Creators | Eighty-four-year-old artist Albert Uderzo, who created Asterix the Gaul in 1959 with writer René Goscinny, has announced he’s retiring, saying he’s “a bit tired” after 52 years of drawing. The news came as publisher Hachette celebrated the sale of 350 million Asterix books worldwide. Uderzo, who took over writing after the death of Goscinny in 1977, said he has found an as-yet-unnamed successor to continue his legacy, beginning with a new book planned for release in late 2012. [Reuters, BBC News]
Passings | Italian comics writer and publisher Sergio Bonelli, whose company Sergio Bonelli Editore (formerly CEPIM) releases such titles as Dylan Dog and Nathan Never, passed away Monday in Milan. He was 79. [UPI]
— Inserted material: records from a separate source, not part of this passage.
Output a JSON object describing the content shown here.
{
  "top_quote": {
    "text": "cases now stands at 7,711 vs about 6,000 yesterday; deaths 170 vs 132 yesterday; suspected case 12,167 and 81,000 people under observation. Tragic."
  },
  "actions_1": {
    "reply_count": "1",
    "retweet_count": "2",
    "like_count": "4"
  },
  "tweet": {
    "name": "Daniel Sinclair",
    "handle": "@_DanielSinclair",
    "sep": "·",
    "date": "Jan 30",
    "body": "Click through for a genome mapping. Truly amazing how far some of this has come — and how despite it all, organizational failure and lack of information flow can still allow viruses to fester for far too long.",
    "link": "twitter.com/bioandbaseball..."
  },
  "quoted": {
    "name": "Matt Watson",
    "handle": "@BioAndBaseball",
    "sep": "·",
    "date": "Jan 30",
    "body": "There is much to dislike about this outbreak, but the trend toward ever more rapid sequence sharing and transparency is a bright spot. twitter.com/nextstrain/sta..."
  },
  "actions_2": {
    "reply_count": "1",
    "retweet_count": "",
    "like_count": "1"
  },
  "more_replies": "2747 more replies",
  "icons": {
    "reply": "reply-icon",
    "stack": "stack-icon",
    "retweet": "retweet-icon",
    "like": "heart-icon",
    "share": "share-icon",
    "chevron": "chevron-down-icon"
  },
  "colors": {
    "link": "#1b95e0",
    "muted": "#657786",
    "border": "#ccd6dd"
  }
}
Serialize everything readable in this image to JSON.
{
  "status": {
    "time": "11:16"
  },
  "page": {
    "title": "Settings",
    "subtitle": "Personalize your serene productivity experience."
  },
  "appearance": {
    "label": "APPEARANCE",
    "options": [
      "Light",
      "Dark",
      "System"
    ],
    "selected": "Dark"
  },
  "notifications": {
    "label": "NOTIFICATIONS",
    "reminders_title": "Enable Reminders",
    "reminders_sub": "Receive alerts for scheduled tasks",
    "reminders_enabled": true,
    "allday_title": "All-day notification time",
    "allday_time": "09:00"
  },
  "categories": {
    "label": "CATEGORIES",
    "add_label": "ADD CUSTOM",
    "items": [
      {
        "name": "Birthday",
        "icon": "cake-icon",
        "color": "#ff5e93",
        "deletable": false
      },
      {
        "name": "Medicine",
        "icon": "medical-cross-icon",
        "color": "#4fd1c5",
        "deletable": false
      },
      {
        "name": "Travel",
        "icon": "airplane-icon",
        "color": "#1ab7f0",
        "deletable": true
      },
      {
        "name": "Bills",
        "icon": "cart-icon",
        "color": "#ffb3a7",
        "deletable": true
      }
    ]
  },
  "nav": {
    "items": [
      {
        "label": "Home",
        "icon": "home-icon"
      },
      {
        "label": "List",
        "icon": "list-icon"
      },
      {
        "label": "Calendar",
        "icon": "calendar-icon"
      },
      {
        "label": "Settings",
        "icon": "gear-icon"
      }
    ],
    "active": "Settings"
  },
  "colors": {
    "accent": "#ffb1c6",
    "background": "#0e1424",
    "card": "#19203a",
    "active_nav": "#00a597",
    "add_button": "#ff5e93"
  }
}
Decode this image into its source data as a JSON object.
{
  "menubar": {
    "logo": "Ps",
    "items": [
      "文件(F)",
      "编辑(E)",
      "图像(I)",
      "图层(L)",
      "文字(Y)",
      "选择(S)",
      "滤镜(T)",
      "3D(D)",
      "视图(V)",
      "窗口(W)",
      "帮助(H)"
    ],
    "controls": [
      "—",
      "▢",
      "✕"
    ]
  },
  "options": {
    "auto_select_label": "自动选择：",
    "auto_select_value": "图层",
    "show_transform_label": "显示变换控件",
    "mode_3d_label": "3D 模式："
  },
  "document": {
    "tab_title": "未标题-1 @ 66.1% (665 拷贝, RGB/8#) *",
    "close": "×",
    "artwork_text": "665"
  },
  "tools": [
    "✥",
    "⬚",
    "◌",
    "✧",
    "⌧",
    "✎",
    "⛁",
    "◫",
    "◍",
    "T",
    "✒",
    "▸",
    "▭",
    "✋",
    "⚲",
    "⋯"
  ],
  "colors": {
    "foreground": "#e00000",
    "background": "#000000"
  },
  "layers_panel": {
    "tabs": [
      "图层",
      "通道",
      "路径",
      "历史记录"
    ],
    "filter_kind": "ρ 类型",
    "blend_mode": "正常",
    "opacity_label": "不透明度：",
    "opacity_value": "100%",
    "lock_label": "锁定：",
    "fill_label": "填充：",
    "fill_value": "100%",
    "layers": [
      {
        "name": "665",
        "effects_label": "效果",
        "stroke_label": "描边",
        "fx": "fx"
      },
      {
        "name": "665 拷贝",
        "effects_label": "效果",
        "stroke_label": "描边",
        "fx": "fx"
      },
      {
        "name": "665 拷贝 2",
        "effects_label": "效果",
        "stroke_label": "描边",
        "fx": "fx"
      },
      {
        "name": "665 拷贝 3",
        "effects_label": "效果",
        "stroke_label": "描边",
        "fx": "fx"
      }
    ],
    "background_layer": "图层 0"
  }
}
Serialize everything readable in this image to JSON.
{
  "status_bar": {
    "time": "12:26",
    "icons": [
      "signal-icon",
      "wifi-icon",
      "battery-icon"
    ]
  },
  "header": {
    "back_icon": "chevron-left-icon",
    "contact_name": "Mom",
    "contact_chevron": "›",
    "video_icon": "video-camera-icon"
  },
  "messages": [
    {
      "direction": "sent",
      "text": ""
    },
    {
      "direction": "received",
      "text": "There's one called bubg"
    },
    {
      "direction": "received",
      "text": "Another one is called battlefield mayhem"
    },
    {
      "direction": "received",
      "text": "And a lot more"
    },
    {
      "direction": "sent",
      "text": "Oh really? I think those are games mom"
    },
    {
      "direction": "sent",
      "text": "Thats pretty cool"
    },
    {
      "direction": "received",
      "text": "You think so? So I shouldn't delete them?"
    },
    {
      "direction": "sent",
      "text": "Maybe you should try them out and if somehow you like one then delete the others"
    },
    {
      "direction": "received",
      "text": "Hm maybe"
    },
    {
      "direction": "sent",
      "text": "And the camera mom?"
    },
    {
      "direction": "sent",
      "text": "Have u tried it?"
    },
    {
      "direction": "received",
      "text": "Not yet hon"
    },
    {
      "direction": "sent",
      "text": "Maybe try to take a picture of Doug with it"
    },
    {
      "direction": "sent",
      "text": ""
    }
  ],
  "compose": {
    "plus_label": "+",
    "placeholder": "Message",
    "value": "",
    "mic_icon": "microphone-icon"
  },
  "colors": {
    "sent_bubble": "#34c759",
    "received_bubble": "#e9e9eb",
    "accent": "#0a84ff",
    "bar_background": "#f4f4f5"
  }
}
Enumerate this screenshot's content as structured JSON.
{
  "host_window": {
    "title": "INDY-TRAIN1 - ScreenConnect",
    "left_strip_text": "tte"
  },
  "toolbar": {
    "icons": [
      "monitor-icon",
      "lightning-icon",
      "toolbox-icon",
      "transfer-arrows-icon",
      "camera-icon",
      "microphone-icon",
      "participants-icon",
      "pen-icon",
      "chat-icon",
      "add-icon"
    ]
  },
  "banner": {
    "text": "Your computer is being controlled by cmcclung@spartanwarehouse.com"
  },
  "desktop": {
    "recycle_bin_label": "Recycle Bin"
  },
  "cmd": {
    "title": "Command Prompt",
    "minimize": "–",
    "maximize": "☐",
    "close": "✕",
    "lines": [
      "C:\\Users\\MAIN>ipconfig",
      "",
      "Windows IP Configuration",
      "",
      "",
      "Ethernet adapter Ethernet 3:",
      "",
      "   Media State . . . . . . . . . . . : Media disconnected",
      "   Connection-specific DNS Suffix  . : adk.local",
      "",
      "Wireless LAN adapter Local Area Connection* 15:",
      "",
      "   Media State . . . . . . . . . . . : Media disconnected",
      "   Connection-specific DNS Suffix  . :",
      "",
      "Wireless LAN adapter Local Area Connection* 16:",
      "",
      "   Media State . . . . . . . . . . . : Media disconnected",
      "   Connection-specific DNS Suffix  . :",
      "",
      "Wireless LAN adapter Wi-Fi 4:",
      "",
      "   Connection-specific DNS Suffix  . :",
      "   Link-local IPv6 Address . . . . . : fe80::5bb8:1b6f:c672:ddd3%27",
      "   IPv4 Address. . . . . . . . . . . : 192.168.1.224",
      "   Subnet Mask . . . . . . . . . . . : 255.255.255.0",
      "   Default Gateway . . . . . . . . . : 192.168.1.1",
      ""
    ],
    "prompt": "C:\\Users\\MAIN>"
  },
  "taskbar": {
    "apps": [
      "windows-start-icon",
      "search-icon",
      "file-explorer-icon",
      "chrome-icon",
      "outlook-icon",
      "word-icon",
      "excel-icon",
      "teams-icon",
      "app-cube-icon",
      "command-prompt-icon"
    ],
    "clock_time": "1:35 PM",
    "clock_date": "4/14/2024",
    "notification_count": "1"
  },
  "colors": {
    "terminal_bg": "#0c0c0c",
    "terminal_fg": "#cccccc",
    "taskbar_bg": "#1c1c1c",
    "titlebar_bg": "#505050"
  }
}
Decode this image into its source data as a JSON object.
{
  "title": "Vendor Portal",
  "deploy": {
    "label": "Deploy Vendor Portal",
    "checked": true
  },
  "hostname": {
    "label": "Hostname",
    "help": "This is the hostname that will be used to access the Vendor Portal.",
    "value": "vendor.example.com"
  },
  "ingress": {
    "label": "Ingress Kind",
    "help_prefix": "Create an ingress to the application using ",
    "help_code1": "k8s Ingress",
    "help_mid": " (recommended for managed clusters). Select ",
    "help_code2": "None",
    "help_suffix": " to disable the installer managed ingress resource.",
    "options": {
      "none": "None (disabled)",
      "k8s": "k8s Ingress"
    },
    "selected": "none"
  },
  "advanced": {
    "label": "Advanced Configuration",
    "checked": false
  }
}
Legal | A witness testified Monday in Michael George’s murder trial that she heard the defendant and his first wife Barbara George have a particularly heated argument in their Clinton Township, Michigan, comic store on July 13, 1990, only hours before Barbara was shot and killed. [Detroit Free Press]
Poring over 34 volumes of Asterix, German scientists were astonished to discover 704 cases of traumatic head or brain injury, a staggering 65 percent of which involved Roman soldiers, making you wonder whether the conquest of Gaul was really worth it.
René Goscinny and Albert Uderzo’s heroes, Asterix and his sidekick Obelix, delivered more than half the blows, which The Telegraph points out frequently left the victims unconscious or amnesiac, but never, y’know, dead. Surprising … in a children’s comic? Well, the scientists seem to think so.
“The favourable outcome is astonishing,” lead researcher Marcel Kamp is quoted as saying, “since outcome of traumatic brain injury in the ancient world is believed to have been worse than today and also since no diagnostic or therapeutic procedures were performed.”
Hey, maybe the Romans were swigging that druid-brewed magic potion, too.
The study found that although Romans accounted for 450 of the victims, there were plenty of injuries to go around: 120 Gauls, 59 bandits or pirates, 20 Goths, eight Vikings and five Britons.
If, like me, you thought this study sounds vaguely familiar, you’re probably thinking of the 2004 analysis of Tintin, which attributed the boy reporter’s delayed puberty and lack of libido to a growth-hormone deficiency and … repeated blows to the head. Specifically, “50 significant losses of consciousness in 16 of Tintin’s 23 books.”
There’s no word yet as to whether the Romans suffered the same problems.
Publishing | In the latest twist in a bitter, and prolonged, family feud, the daughter of Asterix co-creator Albert Uderzo is seeking to have her parents declared mentally incapable of running their affairs. Uderzo’s only child, Sylvie, accuses her parents’ advisers of “pillaging” and “destroying an entire family.” Albert Uderzo, 83, fired back by accusing his daughter and her husband of “legal harassment” stemming from his 2007 decision to remove them from senior positions in Editions Albert-Rene, the publishing company he founded in 1979, following the death of Asterix co-creator Rene Goscinny. The family quarrel erupted into the public eye in 2009, when Sylvie Uderzo criticized her father’s decision to sell his stake in the company to Hachette Livre and authorize the publisher to continue Asterix after his death. [The Independent]